This project to label my perennial garden is one that I have had on my to-do list for a while, and when I found these copper garden labels on Amazon, I was immediately inspired to get it done. This year has been a great one for gardening, and having just done a major plant edit, it was time to get things labeled. Once the garden is dormant and covered in leaves, I like having an idea of where things plan on coming back, especially when in spring I look for places to tuck new plantings. Another motivation for labeling was to get myself to learn the proper botanical names for my plants.
I have mostly labeled plants with the ‘Genus species’ Latin naming convention, as developed by famed Swedish botanist Carolus Linneaus. The plant family or ‘genus’ is listed first and capitalized, and the species follows in lower case. In some cases, because space is limited on the label, and I am more interested in identifying the specific variety of a plant, I would just list the genus and variety. ‘Variety’ is the third and lowest ranking in the botanical nomenclature and follows the species when available; it is listed in single quotations and capitalized. Though not always available on a plant tag from a nursery, in highly bred plant types like roses and irises, variety is abundant.
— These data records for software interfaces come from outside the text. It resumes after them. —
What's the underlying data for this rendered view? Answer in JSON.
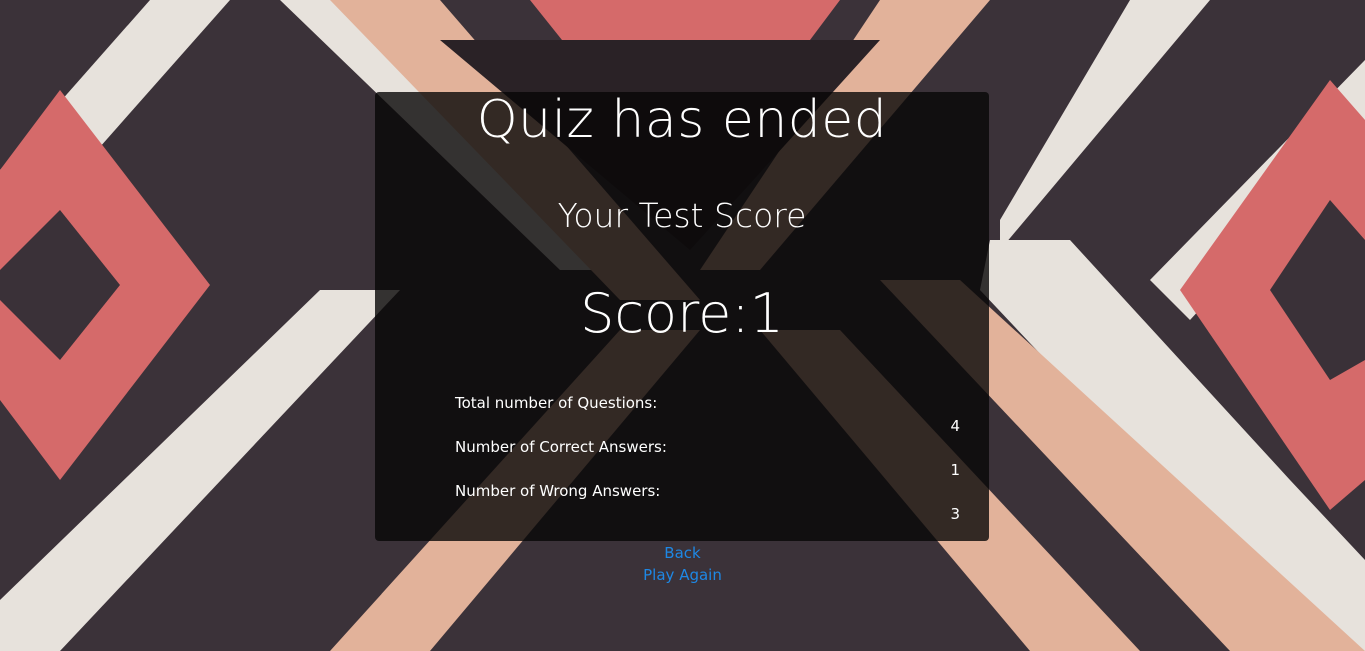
{
  "quiz_end": {
    "title": "Quiz has ended",
    "subtitle": "Your Test Score",
    "score_text": "Score:1"
  },
  "stats": [
    {
      "label": "Total number of Questions:",
      "value": "4"
    },
    {
      "label": "Number of Correct Answers:",
      "value": "1"
    },
    {
      "label": "Number of Wrong Answers:",
      "value": "3"
    }
  ],
  "actions": {
    "back_label": "Back",
    "play_again_label": "Play Again"
  },
  "colors": {
    "link": "#1e88e5",
    "panel_bg": "rgba(8,6,6,0.80)",
    "text": "#ffffff"
  }
}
Since over time, any permanent marker writing on a garden label will fade, I first wrote out the plant label with a dull pencil to etch the name into the copper which is very soft and malleable, and then wrote over with an archival marker. I started off using a permanent Sharpie, but soon switched to a finer .08 Pigma Micron pen which looked nicer. When the sun and rain wash away the marker, I’ll still be able to read the label!